ASSIGNMENT:
Output all of the data below exactly as given.

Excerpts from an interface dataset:

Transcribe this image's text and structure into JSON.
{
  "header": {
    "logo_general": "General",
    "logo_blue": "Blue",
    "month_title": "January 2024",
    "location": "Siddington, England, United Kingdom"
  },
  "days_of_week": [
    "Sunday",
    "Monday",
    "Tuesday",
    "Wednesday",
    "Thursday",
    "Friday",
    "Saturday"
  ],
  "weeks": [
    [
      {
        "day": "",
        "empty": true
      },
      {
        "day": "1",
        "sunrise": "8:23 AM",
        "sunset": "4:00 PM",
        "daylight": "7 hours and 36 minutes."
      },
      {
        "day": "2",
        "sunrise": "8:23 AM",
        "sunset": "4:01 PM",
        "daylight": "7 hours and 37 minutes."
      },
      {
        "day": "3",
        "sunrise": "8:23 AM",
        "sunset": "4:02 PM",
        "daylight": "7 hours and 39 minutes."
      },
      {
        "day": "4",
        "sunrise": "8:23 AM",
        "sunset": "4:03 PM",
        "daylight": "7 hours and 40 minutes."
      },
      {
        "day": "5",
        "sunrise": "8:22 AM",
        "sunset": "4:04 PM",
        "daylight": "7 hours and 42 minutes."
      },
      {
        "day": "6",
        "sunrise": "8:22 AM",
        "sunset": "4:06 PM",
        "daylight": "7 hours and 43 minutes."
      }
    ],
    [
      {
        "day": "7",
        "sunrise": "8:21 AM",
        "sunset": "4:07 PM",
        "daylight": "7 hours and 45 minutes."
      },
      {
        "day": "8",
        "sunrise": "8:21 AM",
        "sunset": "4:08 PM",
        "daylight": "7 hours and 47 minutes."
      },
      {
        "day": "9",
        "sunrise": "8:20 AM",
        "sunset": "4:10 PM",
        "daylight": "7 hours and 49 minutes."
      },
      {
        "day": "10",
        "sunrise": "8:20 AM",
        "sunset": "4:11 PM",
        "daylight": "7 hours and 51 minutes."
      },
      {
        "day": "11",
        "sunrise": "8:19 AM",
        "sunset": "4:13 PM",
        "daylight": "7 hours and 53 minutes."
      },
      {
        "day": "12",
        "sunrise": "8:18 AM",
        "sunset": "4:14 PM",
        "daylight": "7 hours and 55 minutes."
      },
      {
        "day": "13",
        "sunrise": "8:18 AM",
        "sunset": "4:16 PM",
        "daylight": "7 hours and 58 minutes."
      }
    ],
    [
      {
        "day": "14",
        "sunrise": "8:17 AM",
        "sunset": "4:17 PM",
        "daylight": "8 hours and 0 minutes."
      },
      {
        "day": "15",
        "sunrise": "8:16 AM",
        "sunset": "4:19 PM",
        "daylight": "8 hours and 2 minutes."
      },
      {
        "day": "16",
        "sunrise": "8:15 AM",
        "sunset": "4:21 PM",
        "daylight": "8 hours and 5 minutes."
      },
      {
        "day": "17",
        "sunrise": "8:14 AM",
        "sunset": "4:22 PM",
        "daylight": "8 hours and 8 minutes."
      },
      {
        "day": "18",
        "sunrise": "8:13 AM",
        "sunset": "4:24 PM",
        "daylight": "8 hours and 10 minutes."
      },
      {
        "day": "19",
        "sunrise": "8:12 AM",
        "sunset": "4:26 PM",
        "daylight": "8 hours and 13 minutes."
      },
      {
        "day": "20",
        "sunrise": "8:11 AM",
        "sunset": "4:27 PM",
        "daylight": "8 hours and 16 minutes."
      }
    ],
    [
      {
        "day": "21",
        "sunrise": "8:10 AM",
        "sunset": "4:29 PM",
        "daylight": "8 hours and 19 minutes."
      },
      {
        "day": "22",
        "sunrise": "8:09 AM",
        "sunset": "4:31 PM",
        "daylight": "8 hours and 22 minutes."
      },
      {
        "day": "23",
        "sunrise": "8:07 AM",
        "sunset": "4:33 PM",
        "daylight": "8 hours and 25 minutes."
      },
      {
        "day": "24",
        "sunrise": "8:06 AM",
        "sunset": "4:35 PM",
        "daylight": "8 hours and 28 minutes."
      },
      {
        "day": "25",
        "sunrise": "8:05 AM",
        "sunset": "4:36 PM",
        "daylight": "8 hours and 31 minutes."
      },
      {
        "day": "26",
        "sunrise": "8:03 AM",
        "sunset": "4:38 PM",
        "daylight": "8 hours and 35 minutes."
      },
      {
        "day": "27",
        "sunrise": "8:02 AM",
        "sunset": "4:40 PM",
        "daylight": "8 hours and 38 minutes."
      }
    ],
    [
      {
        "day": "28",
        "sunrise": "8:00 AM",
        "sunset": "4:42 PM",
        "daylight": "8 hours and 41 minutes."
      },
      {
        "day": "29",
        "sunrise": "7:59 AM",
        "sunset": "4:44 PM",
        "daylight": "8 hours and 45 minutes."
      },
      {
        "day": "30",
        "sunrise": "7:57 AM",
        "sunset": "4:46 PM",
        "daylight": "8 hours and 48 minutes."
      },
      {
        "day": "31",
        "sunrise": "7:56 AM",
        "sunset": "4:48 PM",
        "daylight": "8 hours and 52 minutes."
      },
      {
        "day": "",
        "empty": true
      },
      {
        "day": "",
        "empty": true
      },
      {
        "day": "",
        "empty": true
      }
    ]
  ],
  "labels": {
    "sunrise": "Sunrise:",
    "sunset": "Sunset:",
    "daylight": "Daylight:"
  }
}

EXERCISE RESULT:
Transcribe this image's text and structure into JSON.
{
  "header": {
    "logo_general": "General",
    "logo_blue": "Blue",
    "month_title": "January 2024",
    "location": "Siddington, England, United Kingdom"
  },
  "days_of_week": [
    "Sunday",
    "Monday",
    "Tuesday",
    "Wednesday",
    "Thursday",
    "Friday",
    "Saturday"
  ],
  "weeks": [
    [
      {
        "day": "",
        "empty": true
      },
      {
        "day": "1",
        "sunrise": "8:23 AM",
        "sunset": "4:00 PM",
        "daylight": "7 hours and 36 minutes."
      },
      {
        "day": "2",
        "sunrise": "8:23 AM",
        "sunset": "4:01 PM",
        "daylight": "7 hours and 37 minutes."
      },
      {
        "day": "3",
        "sunrise": "8:23 AM",
        "sunset": "4:02 PM",
        "daylight": "7 hours and 39 minutes."
      },
      {
        "day": "4",
        "sunrise": "8:23 AM",
        "sunset": "4:03 PM",
        "daylight": "7 hours and 40 minutes."
      },
      {
        "day": "5",
        "sunrise": "8:22 AM",
        "sunset": "4:04 PM",
        "daylight": "7 hours and 42 minutes."
      },
      {
        "day": "6",
        "sunrise": "8:22 AM",
        "sunset": "4:06 PM",
        "daylight": "7 hours and 43 minutes."
      }
    ],
    [
      {
        "day": "7",
        "sunrise": "8:21 AM",
        "sunset": "4:07 PM",
        "daylight": "7 hours and 45 minutes."
      },
      {
        "day": "8",
        "sunrise": "8:21 AM",
        "sunset": "4:08 PM",
        "daylight": "7 hours and 47 minutes."
      },
      {
        "day": "9",
        "sunrise": "8:20 AM",
        "sunset": "4:10 PM",
        "daylight": "7 hours and 49 minutes."
      },
      {
        "day": "10",
        "sunrise": "8:20 AM",
        "sunset": "4:11 PM",
        "daylight": "7 hours and 51 minutes."
      },
      {
        "day": "11",
        "sunrise": "8:19 AM",
        "sunset": "4:13 PM",
        "daylight": "7 hours and 53 minutes."
      },
      {
        "day": "12",
        "sunrise": "8:18 AM",
        "sunset": "4:14 PM",
        "daylight": "7 hours and 55 minutes."
      },
      {
        "day": "13",
        "sunrise": "8:18 AM",
        "sunset": "4:16 PM",
        "daylight": "7 hours and 58 minutes."
      }
    ],
    [
      {
        "day": "14",
        "sunrise": "8:17 AM",
        "sunset": "4:17 PM",
        "daylight": "8 hours and 0 minutes."
      },
      {
        "day": "15",
        "sunrise": "8:16 AM",
        "sunset": "4:19 PM",
        "daylight": "8 hours and 2 minutes."
      },
      {
        "day": "16",
        "sunrise": "8:15 AM",
        "sunset": "4:21 PM",
        "daylight": "8 hours and 5 minutes."
      },
      {
        "day": "17",
        "sunrise": "8:14 AM",
        "sunset": "4:22 PM",
        "daylight": "8 hours and 8 minutes."
      },
      {
        "day": "18",
        "sunrise": "8:13 AM",
        "sunset": "4:24 PM",
        "daylight": "8 hours and 10 minutes."
      },
      {
        "day": "19",
        "sunrise": "8:12 AM",
        "sunset": "4:26 PM",
        "daylight": "8 hours and 13 minutes."
      },
      {
        "day": "20",
        "sunrise": "8:11 AM",
        "sunset": "4:27 PM",
        "daylight": "8 hours and 16 minutes."
      }
    ],
    [
      {
        "day": "21",
        "sunrise": "8:10 AM",
        "sunset": "4:29 PM",
        "daylight": "8 hours and 19 minutes."
      },
      {
        "day": "22",
        "sunrise": "8:09 AM",
        "sunset": "4:31 PM",
        "daylight": "8 hours and 22 minutes."
      },
      {
        "day": "23",
        "sunrise": "8:07 AM",
        "sunset": "4:33 PM",
        "daylight": "8 hours and 25 minutes."
      },
      {
        "day": "24",
        "sunrise": "8:06 AM",
        "sunset": "4:35 PM",
        "daylight": "8 hours and 28 minutes."
      },
      {
        "day": "25",
        "sunrise": "8:05 AM",
        "sunset": "4:36 PM",
        "daylight": "8 hours and 31 minutes."
      },
      {
        "day": "26",
        "sunrise": "8:03 AM",
        "sunset": "4:38 PM",
        "daylight": "8 hours and 35 minutes."
      },
      {
        "day": "27",
        "sunrise": "8:02 AM",
        "sunset": "4:40 PM",
        "daylight": "8 hours and 38 minutes."
      }
    ],
    [
      {
        "day": "28",
        "sunrise": "8:00 AM",
        "sunset": "4:42 PM",
        "daylight": "8 hours and 41 minutes."
      },
      {
        "day": "29",
        "sunrise": "7:59 AM",
        "sunset": "4:44 PM",
        "daylight": "8 hours and 45 minutes."
      },
      {
        "day": "30",
        "sunrise": "7:57 AM",
        "sunset": "4:46 PM",
        "daylight": "8 hours and 48 minutes."
      },
      {
        "day": "31",
        "sunrise": "7:56 AM",
        "sunset": "4:48 PM",
        "daylight": "8 hours and 52 minutes."
      },
      {
        "day": "",
        "empty": true
      },
      {
        "day": "",
        "empty": true
      },
      {
        "day": "",
        "empty": true
      }
    ]
  ],
  "labels": {
    "sunrise": "Sunrise:",
    "sunset": "Sunset:",
    "daylight": "Daylight:"
  }
}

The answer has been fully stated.